1977 saw a change on the UK music front as punk made a fairly grand entrance. It wasn’t the giant new broom that revisionists will have you believe, as disco and pop still had a strong grip and the prog rock bands remained a fixture in the album charts.
Perhaps the greatest thing the punk movement brought was the idea that such energy could be used to create great three minute songs. In 1978, utilising the energies of punk and a firm grasp of radio friendly pop choruses, bands like Blondie and The Jam went from strength to strength.
Russia’s Always Sick are another band joining the onslaught of punkers either channelling classic Ramones or ‘39/Smooth’ era Green Day for their primary influences. Ranging from the almost piss-takingly good (Riverdales, Tough) to the flat out awful, there’s a world’s worth of acts channelling the same four chords to make their punky mark. So many, in fact, there are now too many to even count, so it’s unsurprising when many slip by unnoticed.
You’ve probably not heard of The Radio Buzzkills. Chances are, even if you’re a big punk fan, the band have still slipped under your radar. In 2017, the St Louis based band celebrated their fifteenth anniversary and they also achieved a career high point when they shared a stage with one of their all time heroes. In January, they stopped by at Real Gone to tell us all about that soon-to-be legendary gig…and more besides.
When a band advertises themselves as Ramonescore, you know almost exactly what you’ll get.
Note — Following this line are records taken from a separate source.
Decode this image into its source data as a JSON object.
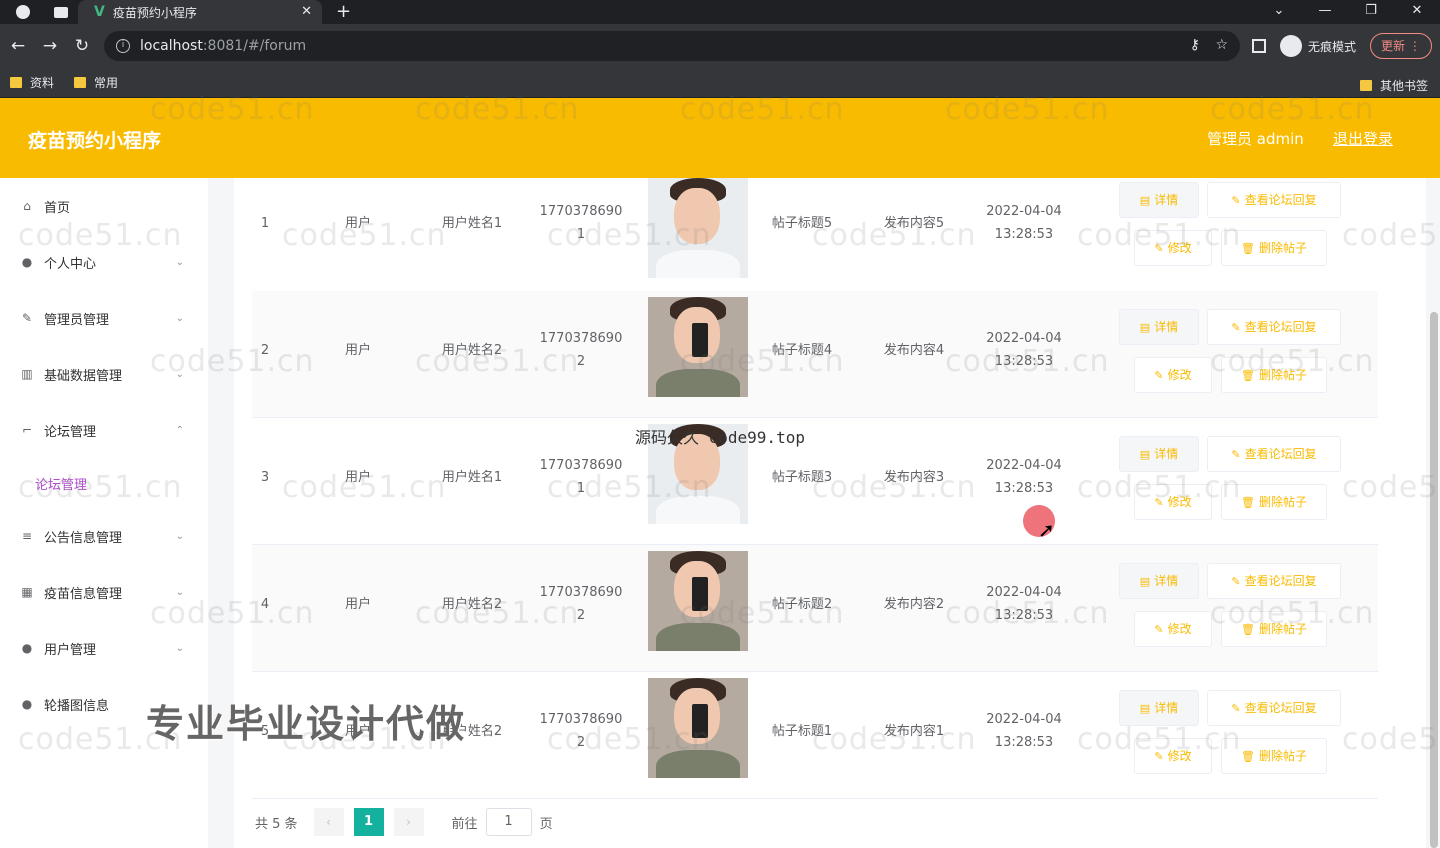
{
  "browser": {
    "tab_title": "疫苗预约小程序",
    "tab_logo": "V",
    "url_host": "localhost",
    "url_path": ":8081/#/forum",
    "incognito_label": "无痕模式",
    "update_label": "更新",
    "bookmarks": [
      "资料",
      "常用"
    ],
    "other_bookmarks": "其他书签"
  },
  "header": {
    "title": "疫苗预约小程序",
    "user": "管理员 admin",
    "logout": "退出登录"
  },
  "sidebar": {
    "items": [
      {
        "label": "首页",
        "icon": "home-icon"
      },
      {
        "label": "个人中心",
        "icon": "user-icon"
      },
      {
        "label": "管理员管理",
        "icon": "edit-icon"
      },
      {
        "label": "基础数据管理",
        "icon": "chart-icon"
      },
      {
        "label": "论坛管理",
        "icon": "crop-icon"
      },
      {
        "label": "公告信息管理",
        "icon": "list-icon"
      },
      {
        "label": "疫苗信息管理",
        "icon": "grid-icon"
      },
      {
        "label": "用户管理",
        "icon": "user-icon"
      },
      {
        "label": "轮播图信息",
        "icon": "user-icon"
      }
    ],
    "active_submenu": "论坛管理"
  },
  "table": {
    "rows": [
      {
        "idx": "1",
        "type": "用户",
        "name": "用户姓名1",
        "phone1": "1770378690",
        "phone2": "1",
        "title": "帖子标题5",
        "content": "发布内容5",
        "date": "2022-04-04",
        "time": "13:28:53"
      },
      {
        "idx": "2",
        "type": "用户",
        "name": "用户姓名2",
        "phone1": "1770378690",
        "phone2": "2",
        "title": "帖子标题4",
        "content": "发布内容4",
        "date": "2022-04-04",
        "time": "13:28:53"
      },
      {
        "idx": "3",
        "type": "用户",
        "name": "用户姓名1",
        "phone1": "1770378690",
        "phone2": "1",
        "title": "帖子标题3",
        "content": "发布内容3",
        "date": "2022-04-04",
        "time": "13:28:53"
      },
      {
        "idx": "4",
        "type": "用户",
        "name": "用户姓名2",
        "phone1": "1770378690",
        "phone2": "2",
        "title": "帖子标题2",
        "content": "发布内容2",
        "date": "2022-04-04",
        "time": "13:28:53"
      },
      {
        "idx": "5",
        "type": "用户",
        "name": "用户姓名2",
        "phone1": "1770378690",
        "phone2": "2",
        "title": "帖子标题1",
        "content": "发布内容1",
        "date": "2022-04-04",
        "time": "13:28:53"
      }
    ],
    "buttons": {
      "detail": "详情",
      "reply": "查看论坛回复",
      "edit": "修改",
      "delete": "删除帖子"
    }
  },
  "pagination": {
    "total": "共 5 条",
    "current": "1",
    "goto": "前往",
    "goto_value": "1",
    "page_suffix": "页"
  },
  "overlays": {
    "source_text": "源码久久 code99.top",
    "promo_text": "专业毕业设计代做",
    "watermark": "code51.cn"
  },
  "colors": {
    "header": "#f9bb00",
    "accent_button": "#f9bb00",
    "pager_active": "#14b19f",
    "submenu_active": "#b24fd1"
  }
}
Four chords, short songs and a fairly carefree attitude, resulting in something that – at best – resembles the second Ramones LP (the peerless ‘Leave Home’), or – at worst – ends up a lo-fi, tossed off approximation of Joey and Johnny that never quite works out. Baltimore’s Canker Blossom are not the best band you’ll ever hear. On the fraudulently titled ‘That’s So Killer’, they’re rarely inspiring.
Japan has always had a liking of Ramones styled punk-pop. Perhaps their most famous export are Fat Wreck signings Hi-Standard, whom despite their love of dog poo, Elvis suits and heavy accents, could musically rival any of their US counterparts. Formed in 2012, Tokyo’s Nerdy Jugheads are every bit as good – though perhaps not quite as bonkers – and as their name suggests, at least one band member has an obsession with Screeching Weasel, a band to whom they pay homage more than any other.